Making Sense of UCC Section 9-332(B)
37 Pages Posted: 8 Sep 2016 Last revised: 17 Nov 2016
Date Written: September 1, 2016
The common law requirements for an effective “pledge” of a bank account were difficult to satisfy and typically required that the secured party deprive the debtor of access to the funds on deposit. Revised Article 9 removed these impediments and, except in consumer transactions, enabled debtors to create security interests in bank accounts and other deposit accounts in the same way in which they create security interests in other collateral, by authenticating a security agreement containing a description of the collateral.
To insure that widespread security interests in deposit accounts neither interrupt the free flow of funds through the payment system nor impair the willingness of payees to accept payment from deposit accounts, revised Article 9 added § 9-332(b), which addressed the rights of recipients of funds paid from an encumbered deposit account: “A transferee of funds from a deposit account takes the funds free of a security interest in the deposit account unless the transferee acts in collusion with the debtor in violating the rights of the secured party.”

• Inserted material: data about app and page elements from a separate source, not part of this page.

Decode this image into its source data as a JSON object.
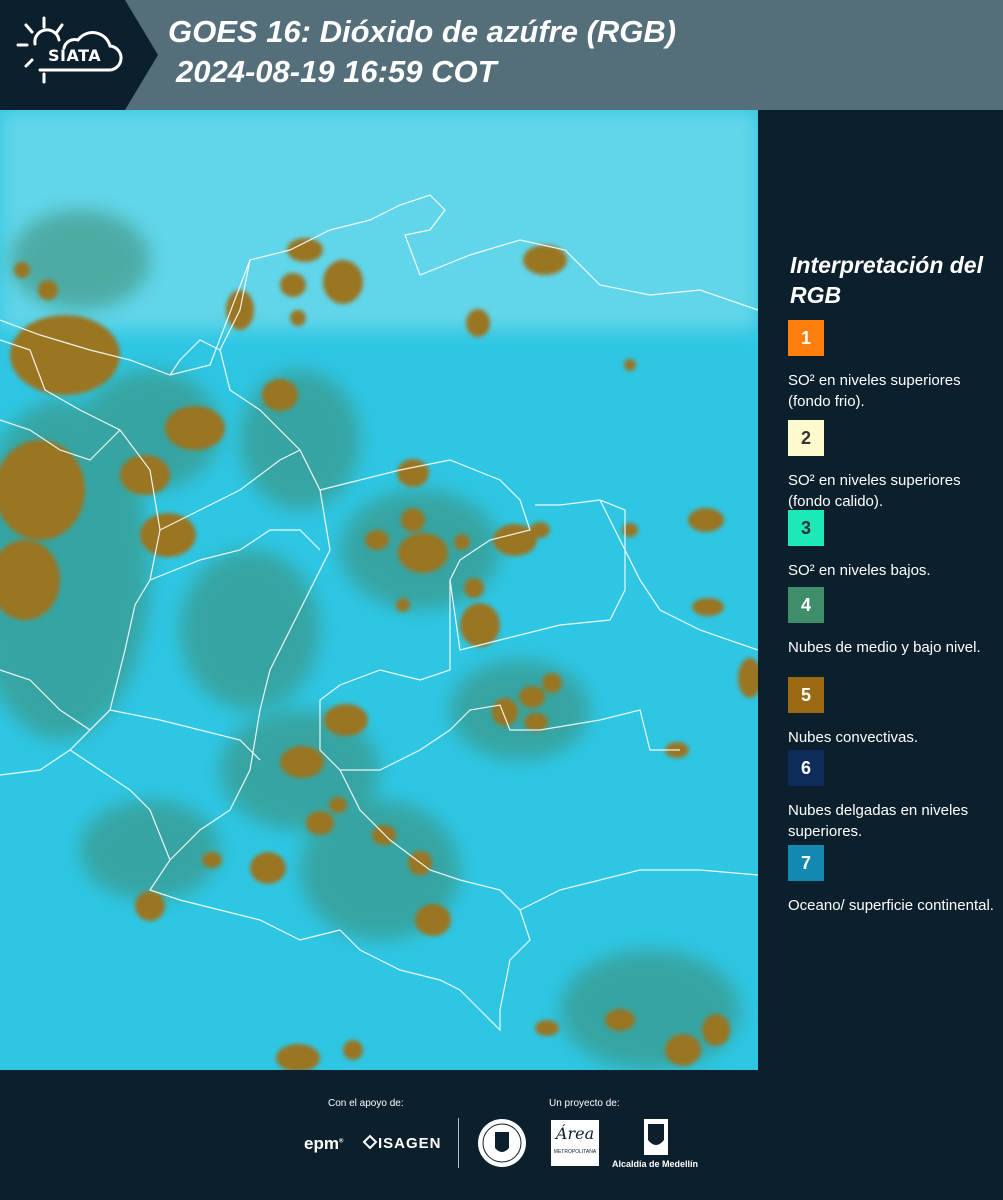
{
  "header": {
    "logo_name": "SIATA",
    "title_line1": "GOES 16: Dióxido de azúfre (RGB)",
    "title_line2": "2024-08-19 16:59 COT"
  },
  "legend": {
    "title": "Interpretación del RGB",
    "items": [
      {
        "num": "1",
        "color": "#ff7f0e",
        "text": "SO² en niveles superiores (fondo frio)."
      },
      {
        "num": "2",
        "color": "#fffacd",
        "text": "SO² en niveles superiores (fondo calido)."
      },
      {
        "num": "3",
        "color": "#1de9b6",
        "text": "SO² en niveles bajos."
      },
      {
        "num": "4",
        "color": "#3e8e6b",
        "text": "Nubes de medio y bajo nivel."
      },
      {
        "num": "5",
        "color": "#9a6a12",
        "text": "Nubes convectivas."
      },
      {
        "num": "6",
        "color": "#0d2c5a",
        "text": "Nubes delgadas en niveles superiores."
      },
      {
        "num": "7",
        "color": "#1388b0",
        "text": "Oceano/ superficie continental."
      }
    ]
  },
  "footer": {
    "support_label": "Con el apoyo de:",
    "project_label": "Un proyecto de:",
    "partner_epm": "epm",
    "partner_isagen": "ISAGEN",
    "partner_area": "Área",
    "partner_area_sub": "METROPOLITANA",
    "partner_alcaldia": "Alcaldía de Medellín"
  }
}
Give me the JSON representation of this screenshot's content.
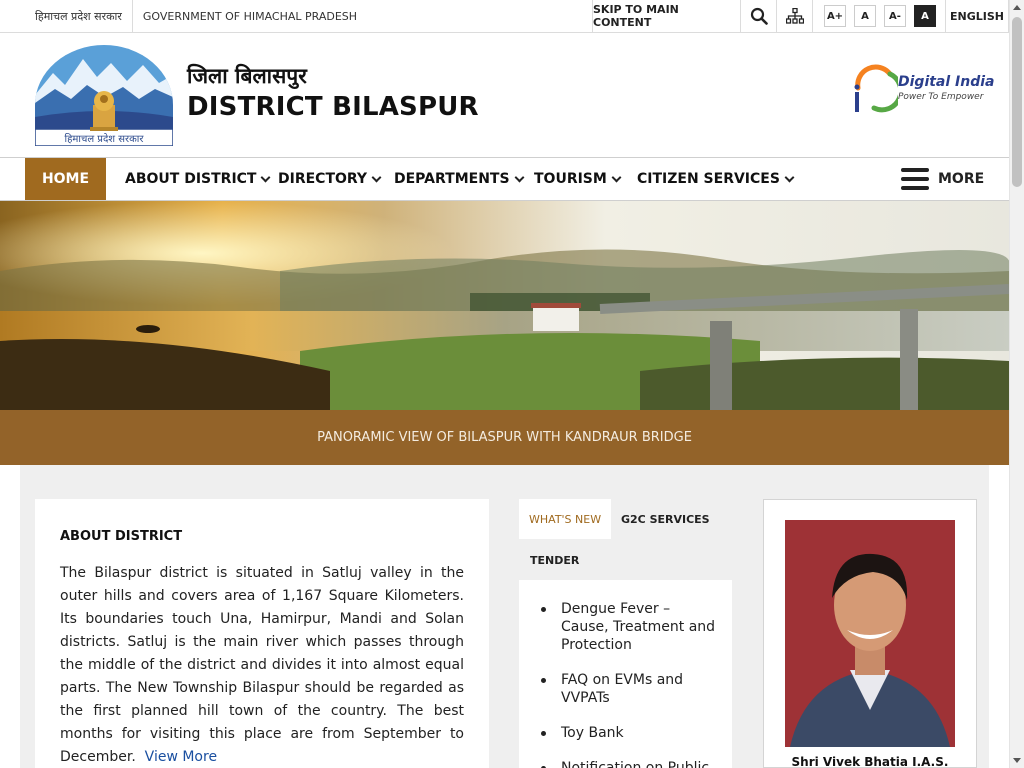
{
  "topbar": {
    "hp_govt_hindi": "हिमाचल प्रदेश सरकार",
    "govt_name": "GOVERNMENT OF HIMACHAL PRADESH",
    "skip_label": "SKIP TO MAIN CONTENT",
    "font_increase": "A+",
    "font_normal": "A",
    "font_decrease": "A-",
    "contrast": "A",
    "language": "ENGLISH"
  },
  "header": {
    "title_hindi": "जिला बिलासपुर",
    "title": "DISTRICT BILASPUR",
    "emblem_caption": "हिमाचल प्रदेश सरकार",
    "digital_india_title": "Digital India",
    "digital_india_tagline": "Power To Empower"
  },
  "nav": {
    "home": "HOME",
    "items": [
      "ABOUT DISTRICT",
      "DIRECTORY",
      "DEPARTMENTS",
      "TOURISM",
      "CITIZEN SERVICES"
    ],
    "more": "MORE"
  },
  "banner": {
    "caption": "PANORAMIC VIEW OF BILASPUR WITH KANDRAUR BRIDGE"
  },
  "about": {
    "heading": "ABOUT DISTRICT",
    "text": "The Bilaspur district is situated in Satluj valley in the outer hills and covers area of 1,167 Square Kilometers. Its boundaries touch Una, Hamirpur, Mandi and Solan districts. Satluj is the main river which passes through the middle of the district and divides it into almost equal parts. The New Township Bilaspur should be regarded as the first planned hill town of the country. The best months for visiting this place are from September to December.",
    "link": "View More"
  },
  "tabs": {
    "whats_new": "WHAT'S NEW",
    "g2c": "G2C SERVICES",
    "tender": "TENDER",
    "news": [
      "Dengue Fever – Cause, Treatment and Protection",
      "FAQ on EVMs and VVPATs",
      "Toy Bank",
      "Notification on Public"
    ]
  },
  "dc": {
    "name": "Shri Vivek Bhatia I.A.S."
  },
  "colors": {
    "accent": "#a06a1f",
    "caption_bg": "#936329",
    "link": "#1a4fa0"
  }
}
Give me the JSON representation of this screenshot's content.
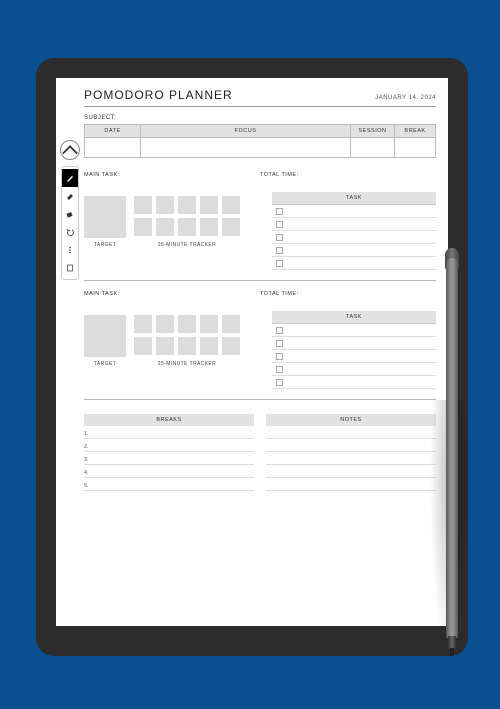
{
  "header": {
    "title": "POMODORO PLANNER",
    "date": "JANUARY 14, 2024"
  },
  "subject_label": "SUBJECT:",
  "columns": {
    "date": "DATE",
    "focus": "FOCUS",
    "session": "SESSION",
    "break": "BREAK"
  },
  "main_task_label": "MAIN TASK:",
  "total_time_label": "TOTAL TIME:",
  "task_header": "TASK",
  "target_caption": "TARGET",
  "tracker_caption": "25-MINUTE TRACKER",
  "breaks_header": "BREAKS",
  "notes_header": "NOTES",
  "break_numbers": [
    "1.",
    "2.",
    "3.",
    "4.",
    "5."
  ],
  "toolbar": {
    "items": [
      "pen",
      "highlighter",
      "eraser",
      "undo",
      "more",
      "book"
    ]
  }
}
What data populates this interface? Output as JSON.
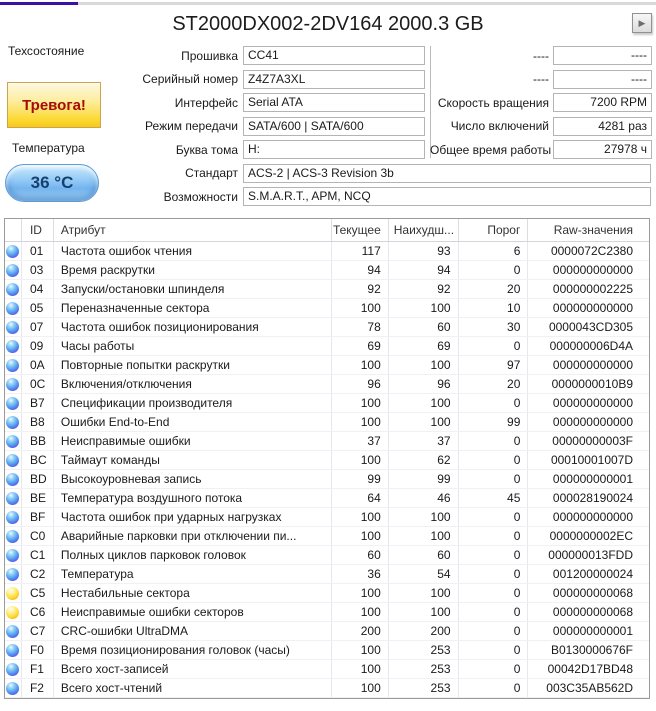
{
  "window": {
    "drive_title": "ST2000DX002-2DV164 2000.3 GB",
    "next_button_icon": "▶"
  },
  "health": {
    "section_label": "Техсостояние",
    "status_text": "Тревога!",
    "temperature_label": "Температура",
    "temperature_value": "36 °C"
  },
  "drive_info_left": {
    "rows": [
      {
        "label": "Прошивка",
        "value": "CC41",
        "box_class": "narrow"
      },
      {
        "label": "Серийный номер",
        "value": "Z4Z7A3XL",
        "box_class": "narrow"
      },
      {
        "label": "Интерфейс",
        "value": "Serial ATA",
        "box_class": "narrow"
      },
      {
        "label": "Режим передачи",
        "value": "SATA/600 | SATA/600",
        "box_class": "narrow"
      },
      {
        "label": "Буква тома",
        "value": "H:",
        "box_class": "narrow"
      },
      {
        "label": "Стандарт",
        "value": "ACS-2 | ACS-3 Revision 3b",
        "box_class": "wide"
      },
      {
        "label": "Возможности",
        "value": "S.M.A.R.T., APM, NCQ",
        "box_class": "wide"
      }
    ]
  },
  "drive_info_right": {
    "rows": [
      {
        "label": "----",
        "value": "----"
      },
      {
        "label": "----",
        "value": "----"
      },
      {
        "label": "Скорость вращения",
        "value": "7200 RPM"
      },
      {
        "label": "Число включений",
        "value": "4281 раз"
      },
      {
        "label": "Общее время работы",
        "value": "27978 ч"
      }
    ]
  },
  "smart_table": {
    "headers": {
      "id": "ID",
      "attribute": "Атрибут",
      "current": "Текущее",
      "worst": "Наихудш...",
      "threshold": "Порог",
      "raw": "Raw-значения"
    },
    "rows": [
      {
        "status": "blue",
        "id": "01",
        "attribute": "Частота ошибок чтения",
        "current": "117",
        "worst": "93",
        "threshold": "6",
        "raw": "0000072C2380"
      },
      {
        "status": "blue",
        "id": "03",
        "attribute": "Время раскрутки",
        "current": "94",
        "worst": "94",
        "threshold": "0",
        "raw": "000000000000"
      },
      {
        "status": "blue",
        "id": "04",
        "attribute": "Запуски/остановки шпинделя",
        "current": "92",
        "worst": "92",
        "threshold": "20",
        "raw": "000000002225"
      },
      {
        "status": "blue",
        "id": "05",
        "attribute": "Переназначенные сектора",
        "current": "100",
        "worst": "100",
        "threshold": "10",
        "raw": "000000000000"
      },
      {
        "status": "blue",
        "id": "07",
        "attribute": "Частота ошибок позиционирования",
        "current": "78",
        "worst": "60",
        "threshold": "30",
        "raw": "0000043CD305"
      },
      {
        "status": "blue",
        "id": "09",
        "attribute": "Часы работы",
        "current": "69",
        "worst": "69",
        "threshold": "0",
        "raw": "000000006D4A"
      },
      {
        "status": "blue",
        "id": "0A",
        "attribute": "Повторные попытки раскрутки",
        "current": "100",
        "worst": "100",
        "threshold": "97",
        "raw": "000000000000"
      },
      {
        "status": "blue",
        "id": "0C",
        "attribute": "Включения/отключения",
        "current": "96",
        "worst": "96",
        "threshold": "20",
        "raw": "0000000010B9"
      },
      {
        "status": "blue",
        "id": "B7",
        "attribute": "Спецификации производителя",
        "current": "100",
        "worst": "100",
        "threshold": "0",
        "raw": "000000000000"
      },
      {
        "status": "blue",
        "id": "B8",
        "attribute": "Ошибки End-to-End",
        "current": "100",
        "worst": "100",
        "threshold": "99",
        "raw": "000000000000"
      },
      {
        "status": "blue",
        "id": "BB",
        "attribute": "Неисправимые ошибки",
        "current": "37",
        "worst": "37",
        "threshold": "0",
        "raw": "00000000003F"
      },
      {
        "status": "blue",
        "id": "BC",
        "attribute": "Таймаут команды",
        "current": "100",
        "worst": "62",
        "threshold": "0",
        "raw": "00010001007D"
      },
      {
        "status": "blue",
        "id": "BD",
        "attribute": "Высокоуровневая запись",
        "current": "99",
        "worst": "99",
        "threshold": "0",
        "raw": "000000000001"
      },
      {
        "status": "blue",
        "id": "BE",
        "attribute": "Температура воздушного потока",
        "current": "64",
        "worst": "46",
        "threshold": "45",
        "raw": "000028190024"
      },
      {
        "status": "blue",
        "id": "BF",
        "attribute": "Частота ошибок при ударных нагрузках",
        "current": "100",
        "worst": "100",
        "threshold": "0",
        "raw": "000000000000"
      },
      {
        "status": "blue",
        "id": "C0",
        "attribute": "Аварийные парковки при отключении пи...",
        "current": "100",
        "worst": "100",
        "threshold": "0",
        "raw": "0000000002EC"
      },
      {
        "status": "blue",
        "id": "C1",
        "attribute": "Полных циклов парковок головок",
        "current": "60",
        "worst": "60",
        "threshold": "0",
        "raw": "000000013FDD"
      },
      {
        "status": "blue",
        "id": "C2",
        "attribute": "Температура",
        "current": "36",
        "worst": "54",
        "threshold": "0",
        "raw": "001200000024"
      },
      {
        "status": "yellow",
        "id": "C5",
        "attribute": "Нестабильные сектора",
        "current": "100",
        "worst": "100",
        "threshold": "0",
        "raw": "000000000068"
      },
      {
        "status": "yellow",
        "id": "C6",
        "attribute": "Неисправимые ошибки секторов",
        "current": "100",
        "worst": "100",
        "threshold": "0",
        "raw": "000000000068"
      },
      {
        "status": "blue",
        "id": "C7",
        "attribute": "CRC-ошибки UltraDMA",
        "current": "200",
        "worst": "200",
        "threshold": "0",
        "raw": "000000000001"
      },
      {
        "status": "blue",
        "id": "F0",
        "attribute": "Время позиционирования головок (часы)",
        "current": "100",
        "worst": "253",
        "threshold": "0",
        "raw": "B0130000676F"
      },
      {
        "status": "blue",
        "id": "F1",
        "attribute": "Всего хост-записей",
        "current": "100",
        "worst": "253",
        "threshold": "0",
        "raw": "00042D17BD48"
      },
      {
        "status": "blue",
        "id": "F2",
        "attribute": "Всего хост-чтений",
        "current": "100",
        "worst": "253",
        "threshold": "0",
        "raw": "003C35AB562D"
      }
    ]
  },
  "colors": {
    "accent_purple": "#3c0fa6",
    "alert_text": "#a50b0b",
    "alert_bg": "#fbd830",
    "temperature_text": "#17406f",
    "temperature_bg": "#8ec6f4",
    "status_ok_blue": "#4f8fe8",
    "status_warning_yellow": "#ffd72e"
  }
}
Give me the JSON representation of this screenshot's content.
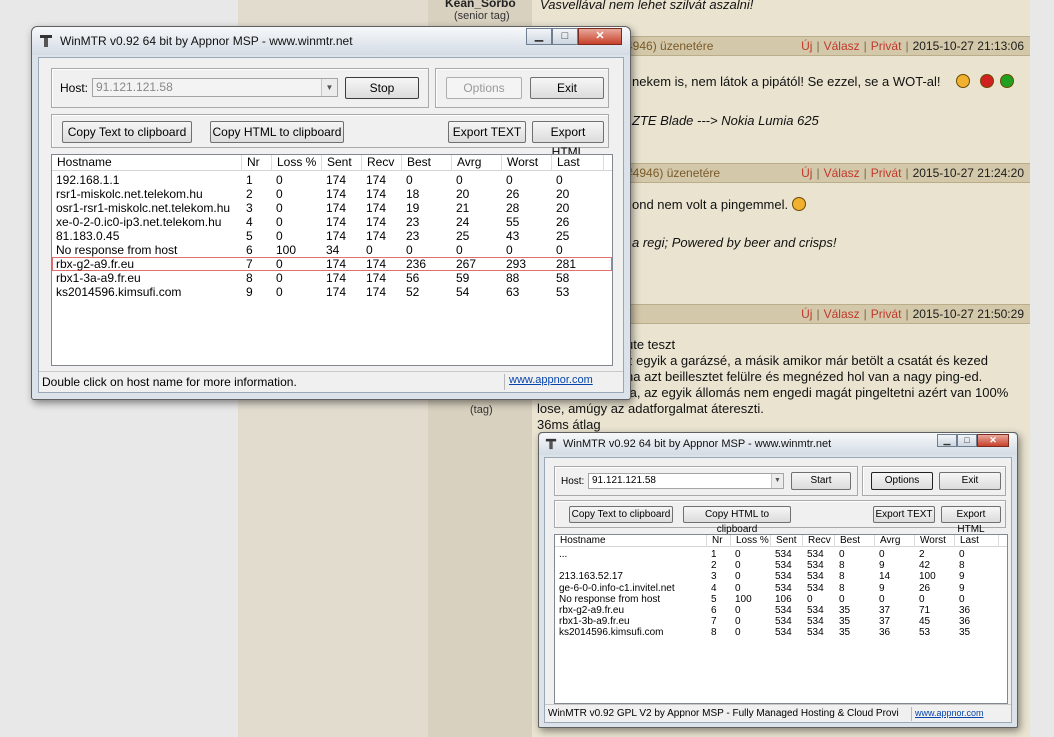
{
  "forum": {
    "user_top_name": "Kean_Sorbo",
    "user_top_rank": "(senior tag)",
    "user_bottom_rank": "(tag)",
    "post1_text": "Vasvellával nem lehet szilvát aszalni!",
    "headers": [
      {
        "ref": "4946) üzenetére",
        "date": "2015-10-27 21:13:06"
      },
      {
        "ref": "#4946) üzenetére",
        "date": "2015-10-27 21:24:20"
      },
      {
        "ref": "",
        "date": "2015-10-27 21:50:29"
      }
    ],
    "actions": [
      "Új",
      "Válasz",
      "Privát"
    ],
    "post2_text": "nekem is, nem látok a pipától! Se ezzel, se a WOT-al!",
    "post2_sig": "ZTE Blade ---> Nokia Lumia 625",
    "post3_text": "ond nem volt a pingemmel.",
    "post3_sig": "a regi; Powered by beer and crisps!",
    "post4_lines": [
      "ute teszt",
      "z egyik a garázsé, a másik amikor már betölt a csatát és kezed",
      "na azt beillesztet felülre és megnézed hol van a nagy ping-ed.",
      "ta, az egyik állomás nem engedi magát pingeltetni azért van 100%",
      "lose, amúgy az adatforgalmat átereszti.",
      "36ms átlag"
    ]
  },
  "win1": {
    "title": "WinMTR v0.92 64 bit by Appnor MSP - www.winmtr.net",
    "host_label": "Host:",
    "host_value": "91.121.121.58",
    "stop_label": "Stop",
    "options_label": "Options",
    "exit_label": "Exit",
    "copy_text_label": "Copy Text to clipboard",
    "copy_html_label": "Copy HTML to clipboard",
    "export_text_label": "Export TEXT",
    "export_html_label": "Export HTML",
    "columns": [
      "Hostname",
      "Nr",
      "Loss %",
      "Sent",
      "Recv",
      "Best",
      "Avrg",
      "Worst",
      "Last"
    ],
    "rows": [
      [
        "192.168.1.1",
        "1",
        "0",
        "174",
        "174",
        "0",
        "0",
        "0",
        "0"
      ],
      [
        "rsr1-miskolc.net.telekom.hu",
        "2",
        "0",
        "174",
        "174",
        "18",
        "20",
        "26",
        "20"
      ],
      [
        "osr1-rsr1-miskolc.net.telekom.hu",
        "3",
        "0",
        "174",
        "174",
        "19",
        "21",
        "28",
        "20"
      ],
      [
        "xe-0-2-0.ic0-ip3.net.telekom.hu",
        "4",
        "0",
        "174",
        "174",
        "23",
        "24",
        "55",
        "26"
      ],
      [
        "81.183.0.45",
        "5",
        "0",
        "174",
        "174",
        "23",
        "25",
        "43",
        "25"
      ],
      [
        "No response from host",
        "6",
        "100",
        "34",
        "0",
        "0",
        "0",
        "0",
        "0"
      ],
      [
        "rbx-g2-a9.fr.eu",
        "7",
        "0",
        "174",
        "174",
        "236",
        "267",
        "293",
        "281"
      ],
      [
        "rbx1-3a-a9.fr.eu",
        "8",
        "0",
        "174",
        "174",
        "56",
        "59",
        "88",
        "58"
      ],
      [
        "ks2014596.kimsufi.com",
        "9",
        "0",
        "174",
        "174",
        "52",
        "54",
        "63",
        "53"
      ]
    ],
    "status_text": "Double click on host name for more information.",
    "status_link": "www.appnor.com"
  },
  "win2": {
    "title": "WinMTR v0.92 64 bit by Appnor MSP - www.winmtr.net",
    "host_label": "Host:",
    "host_value": "91.121.121.58",
    "start_label": "Start",
    "options_label": "Options",
    "exit_label": "Exit",
    "copy_text_label": "Copy Text to clipboard",
    "copy_html_label": "Copy HTML to clipboard",
    "export_text_label": "Export TEXT",
    "export_html_label": "Export HTML",
    "columns": [
      "Hostname",
      "Nr",
      "Loss %",
      "Sent",
      "Recv",
      "Best",
      "Avrg",
      "Worst",
      "Last"
    ],
    "rows": [
      [
        "...",
        "1",
        "0",
        "534",
        "534",
        "0",
        "0",
        "2",
        "0"
      ],
      [
        "",
        "2",
        "0",
        "534",
        "534",
        "8",
        "9",
        "42",
        "8"
      ],
      [
        "213.163.52.17",
        "3",
        "0",
        "534",
        "534",
        "8",
        "14",
        "100",
        "9"
      ],
      [
        "ge-6-0-0.info-c1.invitel.net",
        "4",
        "0",
        "534",
        "534",
        "8",
        "9",
        "26",
        "9"
      ],
      [
        "No response from host",
        "5",
        "100",
        "106",
        "0",
        "0",
        "0",
        "0",
        "0"
      ],
      [
        "rbx-g2-a9.fr.eu",
        "6",
        "0",
        "534",
        "534",
        "35",
        "37",
        "71",
        "36"
      ],
      [
        "rbx1-3b-a9.fr.eu",
        "7",
        "0",
        "534",
        "534",
        "35",
        "37",
        "45",
        "36"
      ],
      [
        "ks2014596.kimsufi.com",
        "8",
        "0",
        "534",
        "534",
        "35",
        "36",
        "53",
        "35"
      ]
    ],
    "status_text": "WinMTR v0.92 GPL V2 by Appnor MSP - Fully Managed Hosting & Cloud Provi",
    "status_link": "www.appnor.com"
  }
}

Judicial opinions construing § 9-332(b) have raised a host of issues concerning its interpretation. They include the following: Who qualifies as a “transferee of funds from a deposit account”? What is a “transfer” of funds? Which security interests does § 9-332(b) affect? What does it mean to “act[ ] in collusion with the debtor”? A difference of opinion has arisen with respect to certain issues, leading to unnecessary uncertainty. Many opinions contain an analysis that is incomplete, if not just plain wrong, and some misconstrue the official comments on which they rely. The cases reveal no pattern; some erroneously deprive transferees of the protection to which § 9-332(b) entitled them; others afford protection to transferees who were not entitled.
After a brief history of the development of § 9-332, this Article provides a thorough analysis of the section, its underlying policies, and the case law construing it. This Article explains where the courts have followed the law and where they have gone astray, in the hope that future opinions will construe the statute properly.
Keywords: Security Interest, Bank Account, Deposit Account, Article 9, UCC, Commercial Law, Uniform Commercial Code, Priority
Suggested Citation: Suggested Citation